Exercise objective → Whenever the word "next" appears in a line of the data below, copy that line.

Data about app and page elements:
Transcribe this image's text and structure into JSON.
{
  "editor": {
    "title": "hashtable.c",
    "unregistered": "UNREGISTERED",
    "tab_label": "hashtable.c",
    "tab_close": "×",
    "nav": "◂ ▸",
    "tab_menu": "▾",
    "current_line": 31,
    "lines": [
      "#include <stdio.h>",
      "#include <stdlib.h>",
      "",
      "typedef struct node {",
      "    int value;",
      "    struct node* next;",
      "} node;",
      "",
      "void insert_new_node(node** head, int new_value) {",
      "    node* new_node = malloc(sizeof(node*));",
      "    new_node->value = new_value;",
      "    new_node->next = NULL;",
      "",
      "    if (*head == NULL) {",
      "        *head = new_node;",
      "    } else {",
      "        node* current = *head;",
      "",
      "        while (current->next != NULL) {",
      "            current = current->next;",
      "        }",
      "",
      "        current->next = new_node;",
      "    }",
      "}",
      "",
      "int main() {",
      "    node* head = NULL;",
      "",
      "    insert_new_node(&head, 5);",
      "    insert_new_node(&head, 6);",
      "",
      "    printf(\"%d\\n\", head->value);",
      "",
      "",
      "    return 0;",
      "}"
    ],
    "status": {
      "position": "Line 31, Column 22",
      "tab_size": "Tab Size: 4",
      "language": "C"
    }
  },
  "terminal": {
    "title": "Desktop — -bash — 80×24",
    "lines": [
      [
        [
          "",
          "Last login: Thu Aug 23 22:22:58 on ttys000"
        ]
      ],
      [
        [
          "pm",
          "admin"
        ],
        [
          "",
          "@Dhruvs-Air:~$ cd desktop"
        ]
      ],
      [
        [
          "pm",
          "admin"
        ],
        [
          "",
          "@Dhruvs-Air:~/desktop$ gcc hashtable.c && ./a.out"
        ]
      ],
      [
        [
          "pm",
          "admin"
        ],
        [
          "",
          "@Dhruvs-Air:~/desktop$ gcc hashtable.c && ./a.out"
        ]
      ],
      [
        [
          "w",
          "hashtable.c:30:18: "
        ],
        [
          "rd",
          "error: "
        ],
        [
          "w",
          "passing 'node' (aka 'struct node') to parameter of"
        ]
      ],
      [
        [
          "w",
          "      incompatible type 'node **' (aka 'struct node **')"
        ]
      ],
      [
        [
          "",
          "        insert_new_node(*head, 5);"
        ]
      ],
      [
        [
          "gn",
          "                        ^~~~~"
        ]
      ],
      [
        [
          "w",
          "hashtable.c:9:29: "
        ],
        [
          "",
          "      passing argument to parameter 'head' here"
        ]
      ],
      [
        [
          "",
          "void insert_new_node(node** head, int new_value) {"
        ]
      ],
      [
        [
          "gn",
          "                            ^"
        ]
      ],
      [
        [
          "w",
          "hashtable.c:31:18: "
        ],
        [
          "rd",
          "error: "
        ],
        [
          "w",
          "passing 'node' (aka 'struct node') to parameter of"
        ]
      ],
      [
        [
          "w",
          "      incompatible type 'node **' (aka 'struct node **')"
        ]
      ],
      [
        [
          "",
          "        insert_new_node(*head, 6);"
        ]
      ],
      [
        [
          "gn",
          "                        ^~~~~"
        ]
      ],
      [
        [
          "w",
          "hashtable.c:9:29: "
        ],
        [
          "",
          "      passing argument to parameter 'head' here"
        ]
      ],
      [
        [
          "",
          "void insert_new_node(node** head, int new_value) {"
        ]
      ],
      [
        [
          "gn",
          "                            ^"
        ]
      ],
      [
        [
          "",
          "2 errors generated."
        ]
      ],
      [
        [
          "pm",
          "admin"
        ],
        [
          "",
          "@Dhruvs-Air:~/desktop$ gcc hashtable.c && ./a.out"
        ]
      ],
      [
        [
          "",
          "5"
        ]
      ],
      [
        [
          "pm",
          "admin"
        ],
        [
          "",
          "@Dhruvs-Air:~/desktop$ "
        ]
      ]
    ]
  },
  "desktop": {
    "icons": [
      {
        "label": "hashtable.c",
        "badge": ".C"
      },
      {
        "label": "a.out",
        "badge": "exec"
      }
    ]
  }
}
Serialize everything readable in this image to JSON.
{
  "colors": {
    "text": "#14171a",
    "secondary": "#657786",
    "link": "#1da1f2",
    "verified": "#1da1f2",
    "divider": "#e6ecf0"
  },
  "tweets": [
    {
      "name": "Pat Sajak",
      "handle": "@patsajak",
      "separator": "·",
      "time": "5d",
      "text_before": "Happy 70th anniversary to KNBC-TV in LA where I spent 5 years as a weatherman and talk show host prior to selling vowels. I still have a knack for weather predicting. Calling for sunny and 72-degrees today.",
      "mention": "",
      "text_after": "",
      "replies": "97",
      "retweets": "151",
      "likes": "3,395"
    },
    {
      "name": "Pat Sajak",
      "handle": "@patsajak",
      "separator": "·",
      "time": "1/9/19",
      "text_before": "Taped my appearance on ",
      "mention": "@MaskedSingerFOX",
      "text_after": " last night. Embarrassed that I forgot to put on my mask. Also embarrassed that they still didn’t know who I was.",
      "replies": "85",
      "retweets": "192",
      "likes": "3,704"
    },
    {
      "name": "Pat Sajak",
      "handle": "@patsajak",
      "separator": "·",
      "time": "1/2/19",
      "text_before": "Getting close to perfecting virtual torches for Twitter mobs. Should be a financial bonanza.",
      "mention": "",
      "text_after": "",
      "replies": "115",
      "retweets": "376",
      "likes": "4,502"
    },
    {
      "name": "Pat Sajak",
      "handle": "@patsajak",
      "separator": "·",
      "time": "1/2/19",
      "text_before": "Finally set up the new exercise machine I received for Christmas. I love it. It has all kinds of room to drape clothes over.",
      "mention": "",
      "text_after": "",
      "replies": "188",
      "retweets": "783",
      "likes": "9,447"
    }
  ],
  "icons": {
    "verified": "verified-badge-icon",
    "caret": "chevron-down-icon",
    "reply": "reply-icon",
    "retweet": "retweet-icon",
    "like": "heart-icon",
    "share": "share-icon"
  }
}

Solution →
      "    struct node* next;",
      "    new_node->next = NULL;",
      "        while (current->next != NULL) {",
      "            current = current->next;",
      "        current->next = new_node;",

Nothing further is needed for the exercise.